November 2nd, 2023 - Lansdowne 2.0 - Presented by our Executive Director Kaite Burkholder Harris:
Dear Chair and members of the Committee,
I’m speaking today on behalf of the Alliance to End Homelessness Ottawa - an organization representing over 75 agencies in Ottawa in the housing and homelessness sector. In the past year, we’ve been encouraged by Council’s focus on affordable housing and homelessness as the key priority issue for this term of Council.
As part of our Starts With Home campaign leading up to last year’s municipal election,16 councilors endorsed the messages of stop the loss of affordable housing, create more affordable housing, and preserve the quality of affordable housing.
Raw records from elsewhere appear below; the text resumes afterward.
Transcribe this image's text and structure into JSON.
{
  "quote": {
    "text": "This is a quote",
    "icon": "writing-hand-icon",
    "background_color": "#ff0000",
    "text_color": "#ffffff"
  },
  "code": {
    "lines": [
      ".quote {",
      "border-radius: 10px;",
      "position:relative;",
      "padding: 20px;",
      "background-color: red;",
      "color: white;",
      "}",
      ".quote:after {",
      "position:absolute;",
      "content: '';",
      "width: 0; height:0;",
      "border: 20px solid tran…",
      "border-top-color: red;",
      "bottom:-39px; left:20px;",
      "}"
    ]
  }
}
In anticipation of the City’s application for the Housing Accelerator Fund, we presented our report “Starts With Home: Scaling Up Non-Profit Housing in Ottawa” to Planning Committee with recommendations to use scale, zoning enablers, and public land to significantly increase non-profit housing.
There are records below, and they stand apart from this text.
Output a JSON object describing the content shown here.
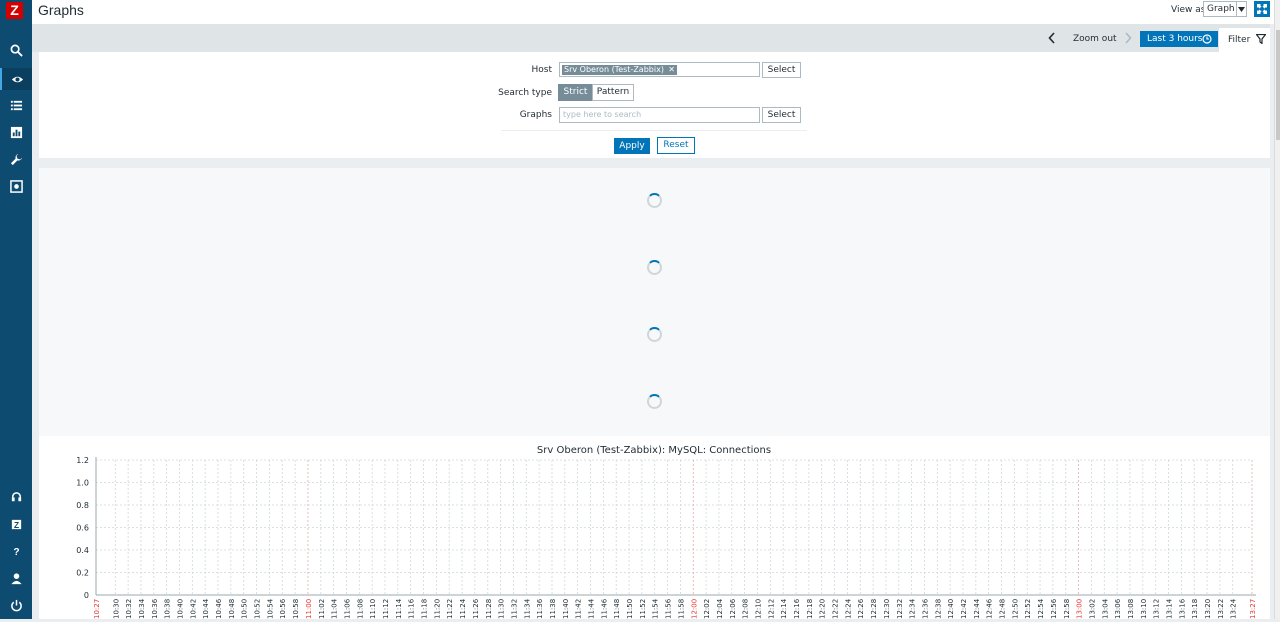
{
  "sidebar": {
    "logo": "Z",
    "icons": [
      "search-icon",
      "eye-icon",
      "list-icon",
      "reports-icon",
      "wrench-icon",
      "gear-icon",
      "support-icon",
      "share-icon",
      "help-icon",
      "user-icon",
      "power-icon"
    ]
  },
  "header": {
    "title": "Graphs",
    "view_as_label": "View as",
    "view_as_value": "Graph"
  },
  "timebar": {
    "zoom_out": "Zoom out",
    "range": "Last 3 hours",
    "filter_tab": "Filter"
  },
  "filter": {
    "host_label": "Host",
    "host_chip": "Srv Oberon (Test-Zabbix)",
    "host_select": "Select",
    "search_type_label": "Search type",
    "search_strict": "Strict",
    "search_pattern": "Pattern",
    "graphs_label": "Graphs",
    "graphs_placeholder": "type here to search",
    "graphs_select": "Select",
    "apply": "Apply",
    "reset": "Reset"
  },
  "colors": {
    "sidebar": "#0e4b70",
    "accent": "#0275b8",
    "marker": "#e33734"
  },
  "chart_data": {
    "type": "line",
    "title": "Srv Oberon (Test-Zabbix): MySQL: Connections",
    "ylim": [
      0,
      1.2
    ],
    "yticks": [
      "1.2",
      "1.0",
      "0.8",
      "0.6",
      "0.4",
      "0.2",
      "0"
    ],
    "x_start": "10:27",
    "x_end": "13:27",
    "x_ticks": [
      "10:30",
      "10:32",
      "10:34",
      "10:36",
      "10:38",
      "10:40",
      "10:42",
      "10:44",
      "10:46",
      "10:48",
      "10:50",
      "10:52",
      "10:54",
      "10:56",
      "10:58",
      "11:00",
      "11:02",
      "11:04",
      "11:06",
      "11:08",
      "11:10",
      "11:12",
      "11:14",
      "11:16",
      "11:18",
      "11:20",
      "11:22",
      "11:24",
      "11:26",
      "11:28",
      "11:30",
      "11:32",
      "11:34",
      "11:36",
      "11:38",
      "11:40",
      "11:42",
      "11:44",
      "11:46",
      "11:48",
      "11:50",
      "11:52",
      "11:54",
      "11:56",
      "11:58",
      "12:00",
      "12:02",
      "12:04",
      "12:06",
      "12:08",
      "12:10",
      "12:12",
      "12:14",
      "12:16",
      "12:18",
      "12:20",
      "12:22",
      "12:24",
      "12:26",
      "12:28",
      "12:30",
      "12:32",
      "12:34",
      "12:36",
      "12:38",
      "12:40",
      "12:42",
      "12:44",
      "12:46",
      "12:48",
      "12:50",
      "12:52",
      "12:54",
      "12:56",
      "12:58",
      "13:00",
      "13:02",
      "13:04",
      "13:06",
      "13:08",
      "13:10",
      "13:12",
      "13:14",
      "13:16",
      "13:18",
      "13:20",
      "13:22",
      "13:24"
    ],
    "highlight_ticks": [
      "10:27",
      "11:00",
      "12:00",
      "13:00",
      "13:27"
    ],
    "grid": true
  }
}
For the past few years, I have tried to see a path for private developers to build affordable housing. I have spoken with developers wanting to tackle the housing crisis by building affordable housing. Despite good intentions, the numbers simply do not work in this market. And even when there are private market builds with affordable rental, the standard of affordability does not apply to low and even middle - income earners.
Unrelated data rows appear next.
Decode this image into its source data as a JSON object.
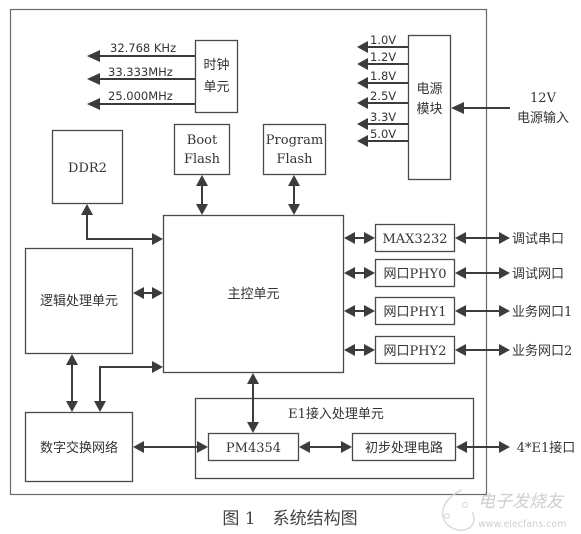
{
  "caption": "图 1　系统结构图",
  "clock_unit": {
    "label_line1": "时钟",
    "label_line2": "单元",
    "outputs": [
      "32.768 KHz",
      "33.333MHz",
      "25.000MHz"
    ]
  },
  "power_module": {
    "label_line1": "电源",
    "label_line2": "模块",
    "outputs": [
      "1.0V",
      "1.2V",
      "1.8V",
      "2.5V",
      "3.3V",
      "5.0V"
    ],
    "input_line1": "12V",
    "input_line2": "电源输入"
  },
  "ddr2": {
    "label": "DDR2"
  },
  "boot_flash": {
    "label_line1": "Boot",
    "label_line2": "Flash"
  },
  "program_flash": {
    "label_line1": "Program",
    "label_line2": "Flash"
  },
  "main_control": {
    "label": "主控单元"
  },
  "logic_unit": {
    "label": "逻辑处理单元"
  },
  "digital_switch": {
    "label": "数字交换网络"
  },
  "interfaces": [
    {
      "chip": "MAX3232",
      "port": "调试串口"
    },
    {
      "chip": "网口PHY0",
      "port": "调试网口"
    },
    {
      "chip": "网口PHY1",
      "port": "业务网口1"
    },
    {
      "chip": "网口PHY2",
      "port": "业务网口2"
    }
  ],
  "e1_unit": {
    "title": "E1接入处理单元",
    "pm_chip": "PM4354",
    "pre_circuit": "初步处理电路",
    "port": "4*E1接口"
  },
  "watermark": {
    "brand": "电子发烧友",
    "url": "www.elecfans.com"
  }
}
For Ottawa, even households earning up to $82K a year, can still only afford to pay $1700 / month for housing costs according to CMHC’s definition of affordability. The average market rent for a one bedroom in Ottawa is $2000/ month. Never mind if a household requires more than one bedroom.
If we want to scale affordable housing, we need to scale non-profit housing. Deals with developers for limited term affordable housing agreements of 10-15 years are useless. It’s kicking a crisis down the road. The affordability standards within those agreements don’t begin to meet the housing needs of our community.
Public land is the city’s greatest asset to scale desperately needed non-profit housing. Lansdowne is public land and as a result, I would urge Council to think ambitiously about how we could leverage this asset in the most impactful way possible to address our housing crisis.
There are two paths to achieving this. The current proposal could include a mandated non-profit housing component, similar to the Dream LeBreton model with Multi-Faith Housing. The non-profit units will remain affordable in perpetuity under the ownership of Multi-Faith Housing, and integrated into the overall build. It is likely this ship has sailed with the Lansdowne proposal, but if there is still opportunity to re-think the design, then please consider this recommendation.
Unless this type of deliberate, non-profit/ private partnership is integrated into the proposal, the units in Lansdowne were never going to be truly affordable and we should stop pretending that the private market can deliver affordable housing. Given this, using the money from the sale of the air-rights and investing these in non-profit housing is a far more efficient use of our scarce resources. However, we need to allocate far more than $3.9 million from the sale towards non-profit housing. At minimum, we urge Council to put 25% of the total sale towards Council’s own stated Term priority - affordable housing.
In speaking with non-profit housing providers, $3.9 million buys about 10 units of non-profit housing. It doesn’t enable scale. It barely scrapes the surface. The City should be getting more out of this deal. A week ago today, the Mayor and Council called for an Emergency Shelter Crisis Task Force. I commend the urgency with which Council is responding to the crisis on our streets, as we face the very real threat of people freezing to death this winter.
However, we cannot continue to separate the housing and homelessness crisis from decisions like Lansdowne where we have a choice to invest in long-term solutions, using the City resources we have. Please invest wisely. Please invest in building a city where everyone can afford to live with dignity in a safe, affordable home.